== Segment start ==

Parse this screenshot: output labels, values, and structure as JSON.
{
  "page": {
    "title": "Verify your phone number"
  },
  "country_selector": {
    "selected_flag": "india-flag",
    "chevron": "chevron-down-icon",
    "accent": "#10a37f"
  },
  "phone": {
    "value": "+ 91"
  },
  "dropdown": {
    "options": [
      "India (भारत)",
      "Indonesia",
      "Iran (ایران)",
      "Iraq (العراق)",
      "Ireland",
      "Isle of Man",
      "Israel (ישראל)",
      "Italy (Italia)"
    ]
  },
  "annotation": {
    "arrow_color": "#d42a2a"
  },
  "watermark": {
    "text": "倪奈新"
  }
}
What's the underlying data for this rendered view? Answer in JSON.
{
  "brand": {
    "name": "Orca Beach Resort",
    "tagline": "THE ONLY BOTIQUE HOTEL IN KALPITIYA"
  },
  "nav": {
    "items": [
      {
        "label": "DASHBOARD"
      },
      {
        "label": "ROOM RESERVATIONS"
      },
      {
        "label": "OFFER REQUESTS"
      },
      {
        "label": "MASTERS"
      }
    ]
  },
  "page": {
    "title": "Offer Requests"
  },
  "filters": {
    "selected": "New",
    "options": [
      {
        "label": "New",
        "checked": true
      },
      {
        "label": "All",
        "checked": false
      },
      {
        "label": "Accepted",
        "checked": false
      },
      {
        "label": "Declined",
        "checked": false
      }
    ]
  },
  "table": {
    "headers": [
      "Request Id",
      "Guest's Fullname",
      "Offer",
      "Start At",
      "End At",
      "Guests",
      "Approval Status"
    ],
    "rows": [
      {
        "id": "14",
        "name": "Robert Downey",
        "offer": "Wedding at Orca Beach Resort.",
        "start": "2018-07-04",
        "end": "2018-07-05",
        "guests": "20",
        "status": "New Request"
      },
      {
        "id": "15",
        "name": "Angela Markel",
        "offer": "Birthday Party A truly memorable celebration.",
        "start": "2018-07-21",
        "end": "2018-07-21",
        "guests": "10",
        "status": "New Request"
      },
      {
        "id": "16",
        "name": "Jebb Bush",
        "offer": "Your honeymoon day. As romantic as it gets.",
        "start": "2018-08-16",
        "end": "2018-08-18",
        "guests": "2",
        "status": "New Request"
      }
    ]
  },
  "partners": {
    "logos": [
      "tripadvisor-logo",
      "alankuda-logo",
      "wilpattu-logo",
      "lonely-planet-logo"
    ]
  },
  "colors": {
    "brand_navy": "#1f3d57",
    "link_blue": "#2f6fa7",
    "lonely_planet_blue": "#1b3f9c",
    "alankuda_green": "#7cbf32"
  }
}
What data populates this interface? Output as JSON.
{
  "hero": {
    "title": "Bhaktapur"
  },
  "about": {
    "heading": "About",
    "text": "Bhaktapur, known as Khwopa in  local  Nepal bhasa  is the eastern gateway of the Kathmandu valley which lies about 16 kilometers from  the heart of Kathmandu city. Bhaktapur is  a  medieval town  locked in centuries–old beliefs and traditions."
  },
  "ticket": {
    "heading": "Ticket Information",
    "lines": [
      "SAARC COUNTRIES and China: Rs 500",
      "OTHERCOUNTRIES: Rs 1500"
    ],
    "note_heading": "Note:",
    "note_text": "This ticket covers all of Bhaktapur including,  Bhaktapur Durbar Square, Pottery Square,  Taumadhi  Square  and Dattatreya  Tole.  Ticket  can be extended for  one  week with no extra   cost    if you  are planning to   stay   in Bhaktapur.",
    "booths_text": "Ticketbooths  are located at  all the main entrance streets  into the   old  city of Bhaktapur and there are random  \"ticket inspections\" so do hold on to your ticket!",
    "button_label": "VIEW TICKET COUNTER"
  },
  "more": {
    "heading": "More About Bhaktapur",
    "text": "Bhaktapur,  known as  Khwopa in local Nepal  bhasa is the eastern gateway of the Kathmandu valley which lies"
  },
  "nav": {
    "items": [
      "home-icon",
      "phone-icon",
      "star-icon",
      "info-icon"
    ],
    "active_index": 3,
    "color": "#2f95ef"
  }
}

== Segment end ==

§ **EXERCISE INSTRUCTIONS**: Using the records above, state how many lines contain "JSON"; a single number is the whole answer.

§ **EXPECTED ANSWER**: 3